Gunmen from a suspected criminal gang attacked a village market in northwest Nigeria's Sokoto state, killing 43 people, the state government said Monday.
Heavily armed gangs known locally as bandits have terrorised northwest and central Nigeria for years, raiding and looting villages, but attacks have become even more violent in recent months.
"Forty-three people have been confirmed dead following the attack by bandits in Goronyo village" on Sunday, Sokoto government spokesman Muhammad Bello said in a statement.
"It was a market day and there were many traders," Bello told AFP by phone.
Police spokesman Sanusi Abubakar also confirmed that bandits attacked Goronyo late on Sunday.
"Our security operatives are there to conduct investigations," Abubakar added, without giving details.
Phone networks in the area have been suspended for weeks to disrupt the gangs' operations, making information-gathering difficult.
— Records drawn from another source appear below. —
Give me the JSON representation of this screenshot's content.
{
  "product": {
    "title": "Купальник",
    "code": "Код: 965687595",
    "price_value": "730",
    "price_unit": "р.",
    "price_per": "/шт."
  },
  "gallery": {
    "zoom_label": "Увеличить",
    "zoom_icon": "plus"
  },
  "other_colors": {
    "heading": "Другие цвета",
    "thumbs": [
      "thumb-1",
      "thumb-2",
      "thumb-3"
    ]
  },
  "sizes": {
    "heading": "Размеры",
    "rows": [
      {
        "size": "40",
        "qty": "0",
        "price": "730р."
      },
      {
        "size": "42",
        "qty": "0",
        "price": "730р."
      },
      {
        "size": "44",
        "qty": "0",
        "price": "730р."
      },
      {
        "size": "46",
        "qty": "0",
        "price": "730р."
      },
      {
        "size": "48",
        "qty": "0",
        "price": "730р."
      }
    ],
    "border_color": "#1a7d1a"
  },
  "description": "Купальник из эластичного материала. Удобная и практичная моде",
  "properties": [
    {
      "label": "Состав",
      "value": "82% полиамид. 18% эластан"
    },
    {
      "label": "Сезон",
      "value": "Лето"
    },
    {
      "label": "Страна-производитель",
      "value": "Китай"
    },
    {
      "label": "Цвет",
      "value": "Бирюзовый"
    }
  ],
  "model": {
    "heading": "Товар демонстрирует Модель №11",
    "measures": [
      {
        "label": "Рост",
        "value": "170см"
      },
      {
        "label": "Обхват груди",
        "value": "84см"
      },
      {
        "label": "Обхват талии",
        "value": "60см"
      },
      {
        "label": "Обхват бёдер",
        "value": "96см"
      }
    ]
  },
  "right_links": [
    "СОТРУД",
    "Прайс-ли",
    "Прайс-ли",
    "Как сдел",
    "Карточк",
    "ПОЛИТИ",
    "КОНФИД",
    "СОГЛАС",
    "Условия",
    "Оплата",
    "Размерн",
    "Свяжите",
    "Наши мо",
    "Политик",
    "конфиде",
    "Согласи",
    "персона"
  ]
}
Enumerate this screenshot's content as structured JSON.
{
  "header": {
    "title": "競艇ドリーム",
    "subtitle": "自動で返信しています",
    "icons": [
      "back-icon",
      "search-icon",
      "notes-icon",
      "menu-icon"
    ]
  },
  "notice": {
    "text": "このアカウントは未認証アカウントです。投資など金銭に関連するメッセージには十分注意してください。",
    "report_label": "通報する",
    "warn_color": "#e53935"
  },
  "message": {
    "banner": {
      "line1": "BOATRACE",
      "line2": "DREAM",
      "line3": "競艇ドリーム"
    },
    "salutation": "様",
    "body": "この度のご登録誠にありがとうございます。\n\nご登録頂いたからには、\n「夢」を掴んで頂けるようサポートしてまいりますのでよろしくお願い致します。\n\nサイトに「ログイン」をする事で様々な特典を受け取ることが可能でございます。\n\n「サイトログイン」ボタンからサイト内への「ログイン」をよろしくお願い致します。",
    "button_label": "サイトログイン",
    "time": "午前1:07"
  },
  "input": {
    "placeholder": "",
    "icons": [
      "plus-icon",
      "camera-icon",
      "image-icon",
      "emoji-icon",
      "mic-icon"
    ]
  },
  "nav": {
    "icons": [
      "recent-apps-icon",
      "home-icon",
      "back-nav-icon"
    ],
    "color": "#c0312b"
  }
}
A gang raided another village market on October 8, in Sabon Birni district near the border with Niger, killing 19 people.
Since last month, Nigerian troops have been conducting air and ground operations against bandit camps in neighbouring Zamfara state.
Telecom services were also shut down in Zamfara, and parts of Kaduna and Katsina states.
Officials in Sokoto are worried that bandits are relocating to the state as a result of operations in Zamfara.
"We're faced and bedevilled by many security challenges in our own area here, particularly banditry, kidnapping and other associated crimes," wrote Bello, on behalf of the state governor.
Governor Aminu Waziri Tambuwal had requested "the presence of more forces in the state and the deployment of more resources", he added.
Last month, 17 Nigerian security personnel were killed when gunmen attacked their base in Sabon Birni, an assault the military blamed on Islamic State-aligned jihadists.
Although the bandits have no known ideological agenda, concerns have grown about jihadist inroads in the region.
Violence has spiralled in recent months across the northwest, forcing thousands of already vulnerable people to flee their homes, a situation aid agencies fear risks becoming a humanitarian crisis.
Since January 2020, about 50,000 people have fled from their homes in the northwest alone, according to the International Organization for Migration.
More than 80,000 additional people have fled to neighbouring Niger over the past two years.
Increasingly, bandits have turned to mass kidnapping and have taken hundreds of schoolchildren since December. Most have been freed or released after ransom but dozens are still being held.
The violence is just one challenge facing Nigeria's security forces. They are also battling a 12-year jihadist insurgency in the northeast that has killed more than 40,000 people.